If you’re VP Compliance or Chief Compliance Officer, then you’re certainly used to process. You developed your response procedure for a compliance request a long time ago with a clear workflow and sound process that includes all of the relevant internal and external contact points, including legal counsel where necessary.
But one of the questions that we get asked with increasing frequency is, “just how do I bring corporate web content into my compliance process without creating a separate silo or compr<span style="line-height: 1.5em;">omisin</span><span style="line-height: 1.5em;">g the use of existing compliance systems?” It’s not a trivial question.</span>

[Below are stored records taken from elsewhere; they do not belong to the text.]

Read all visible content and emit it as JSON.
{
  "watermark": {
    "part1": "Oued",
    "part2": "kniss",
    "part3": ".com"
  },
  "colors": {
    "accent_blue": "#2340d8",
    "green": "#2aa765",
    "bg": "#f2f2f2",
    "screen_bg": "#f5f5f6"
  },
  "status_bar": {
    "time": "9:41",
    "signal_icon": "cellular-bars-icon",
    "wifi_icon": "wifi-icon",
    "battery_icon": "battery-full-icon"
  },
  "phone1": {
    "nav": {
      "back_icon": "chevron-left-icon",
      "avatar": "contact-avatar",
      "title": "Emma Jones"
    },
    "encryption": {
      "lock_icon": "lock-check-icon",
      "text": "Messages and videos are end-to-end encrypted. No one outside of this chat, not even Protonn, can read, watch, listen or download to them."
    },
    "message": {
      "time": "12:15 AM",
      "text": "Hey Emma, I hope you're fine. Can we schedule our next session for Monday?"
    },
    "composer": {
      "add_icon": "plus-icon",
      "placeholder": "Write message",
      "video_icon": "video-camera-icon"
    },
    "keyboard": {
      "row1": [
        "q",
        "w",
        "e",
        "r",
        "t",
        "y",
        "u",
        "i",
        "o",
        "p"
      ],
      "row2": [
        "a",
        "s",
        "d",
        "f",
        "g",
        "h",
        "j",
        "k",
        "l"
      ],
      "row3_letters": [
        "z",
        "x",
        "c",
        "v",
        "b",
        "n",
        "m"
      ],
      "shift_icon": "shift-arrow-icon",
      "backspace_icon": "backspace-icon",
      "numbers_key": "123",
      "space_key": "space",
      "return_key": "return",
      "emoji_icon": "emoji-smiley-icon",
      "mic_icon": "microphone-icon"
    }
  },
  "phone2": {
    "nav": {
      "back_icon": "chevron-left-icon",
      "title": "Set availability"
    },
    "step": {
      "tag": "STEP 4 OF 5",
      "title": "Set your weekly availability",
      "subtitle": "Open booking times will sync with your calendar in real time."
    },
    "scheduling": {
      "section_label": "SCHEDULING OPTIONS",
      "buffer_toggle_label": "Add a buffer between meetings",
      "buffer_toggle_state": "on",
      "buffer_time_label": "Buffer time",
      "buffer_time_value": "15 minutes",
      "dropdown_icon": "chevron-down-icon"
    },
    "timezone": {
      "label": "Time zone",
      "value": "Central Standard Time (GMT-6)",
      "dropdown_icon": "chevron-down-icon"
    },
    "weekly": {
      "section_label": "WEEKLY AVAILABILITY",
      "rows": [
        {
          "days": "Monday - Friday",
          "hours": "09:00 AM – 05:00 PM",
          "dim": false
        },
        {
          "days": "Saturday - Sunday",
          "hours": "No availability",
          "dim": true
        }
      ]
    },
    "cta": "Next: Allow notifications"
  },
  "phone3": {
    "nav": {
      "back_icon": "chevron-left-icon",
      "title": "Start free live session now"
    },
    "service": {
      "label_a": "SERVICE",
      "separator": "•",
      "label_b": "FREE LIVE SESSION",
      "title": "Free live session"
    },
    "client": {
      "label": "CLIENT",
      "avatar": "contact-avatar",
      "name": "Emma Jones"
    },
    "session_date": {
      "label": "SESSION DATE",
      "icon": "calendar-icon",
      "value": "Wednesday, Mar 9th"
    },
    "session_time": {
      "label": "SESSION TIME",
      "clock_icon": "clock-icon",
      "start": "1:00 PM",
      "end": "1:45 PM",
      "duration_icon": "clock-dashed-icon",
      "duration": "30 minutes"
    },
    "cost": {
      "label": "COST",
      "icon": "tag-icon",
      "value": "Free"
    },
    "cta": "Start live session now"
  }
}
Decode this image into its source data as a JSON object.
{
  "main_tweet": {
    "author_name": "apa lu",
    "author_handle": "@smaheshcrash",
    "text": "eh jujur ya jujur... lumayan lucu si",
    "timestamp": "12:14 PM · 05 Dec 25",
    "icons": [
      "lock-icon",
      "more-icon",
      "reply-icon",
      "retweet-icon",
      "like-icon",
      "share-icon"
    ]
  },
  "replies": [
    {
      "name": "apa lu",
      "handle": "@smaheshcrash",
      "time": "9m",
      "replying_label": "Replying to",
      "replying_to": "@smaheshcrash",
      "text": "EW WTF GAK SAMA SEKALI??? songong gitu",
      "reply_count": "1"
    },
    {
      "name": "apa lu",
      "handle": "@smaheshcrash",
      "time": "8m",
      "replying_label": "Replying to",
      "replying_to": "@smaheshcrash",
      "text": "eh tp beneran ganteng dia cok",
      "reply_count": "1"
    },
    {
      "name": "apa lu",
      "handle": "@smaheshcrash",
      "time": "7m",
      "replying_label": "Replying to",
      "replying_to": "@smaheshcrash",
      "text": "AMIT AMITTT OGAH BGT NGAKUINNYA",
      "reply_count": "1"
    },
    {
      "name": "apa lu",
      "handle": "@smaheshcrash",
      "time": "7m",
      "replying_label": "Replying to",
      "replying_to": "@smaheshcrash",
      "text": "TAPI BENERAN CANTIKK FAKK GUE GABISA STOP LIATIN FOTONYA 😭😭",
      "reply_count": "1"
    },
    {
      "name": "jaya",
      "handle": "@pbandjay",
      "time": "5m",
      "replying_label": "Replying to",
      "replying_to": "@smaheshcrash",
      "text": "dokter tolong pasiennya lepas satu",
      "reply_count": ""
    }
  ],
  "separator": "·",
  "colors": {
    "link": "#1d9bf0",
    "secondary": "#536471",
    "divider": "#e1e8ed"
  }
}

Corporate web content is increasingly broad in scope and a good compliance policy has to accommodate the fact that not only is the content changing, but the way it’s delivered is becoming increasingly complex. Whether it’s externally focused web content, like a corporate website or social media, or whether it’s internal content, like an intranet or wiki, is it ready for a compliance event? And as we often say, a good quality compliance process should take into account the content you’re producing now, but also what’s likely to happen in the future.
So how to respond? Here are the top five tips to prepare corporate web content for a compliance audit:
1. Don’t ignore your web content. Make it a core part of the process because it’s not going away anytime soon. You might think this is an obvious point to make, but you’d be surprised at how many people we come across who either don’t have a plan or who are just hoping the problem will disappear. Make sure web content is part of your process and workflow. You’d probably be surprised at the vast array of content that you should be tracking and managing. Whether it’s a simple request, such as how many times the phrase ‘no interest’ has appeared on your site, or whether it’s the need to check content due to a regulatory rule change or a litigation request, Compliance needs a quick, easy and reliable way to make that happen.
2. You need a method that’s quick because you never know when a request will hit you and every minute counts. If there’s litigation involved, the speed of response can make a difference in cost and risk assessments. And when the regulators are on site, there’s nothing like a quick response.
3. You want it to be easy because it <i>can</i> be easy. There are people who will tell you your website is too complex or that it’s difficult to capture. We don’t agree with them. There are ways to make life difficult, like ignoring the problem or recovering from backups (which relies on a whole series of factors that are outside your control) but it doesn’t have to be. The proper solution can make it easy on you.
4. You want it to be reliable. It may sound obvious, but there’s no point in having a great process that produces a poor result, so it’s worth taking care that you record a forensically sound copy of the web content. There are standards for this kind of thing (see our posts on the ISO 28500 standard), so anything else is just unnecessary risk.
5. Make it future-proof. You need a compliance solution that allows for future-proof collection of corporate web content, whatever the complexity; subsequent play back of collected web content should be identical to the original content and accompanied by a full audit trail to ensure authenticity.
Look for a solution that will integrate with your existing downstream systems and you can rest easy that you’ve integrated web archiving and content into your overall compliance process.
Need more help preparing web content for compliance? Please <a href="http://www.hanzoarchives.com/contact-us/">contact</a> us.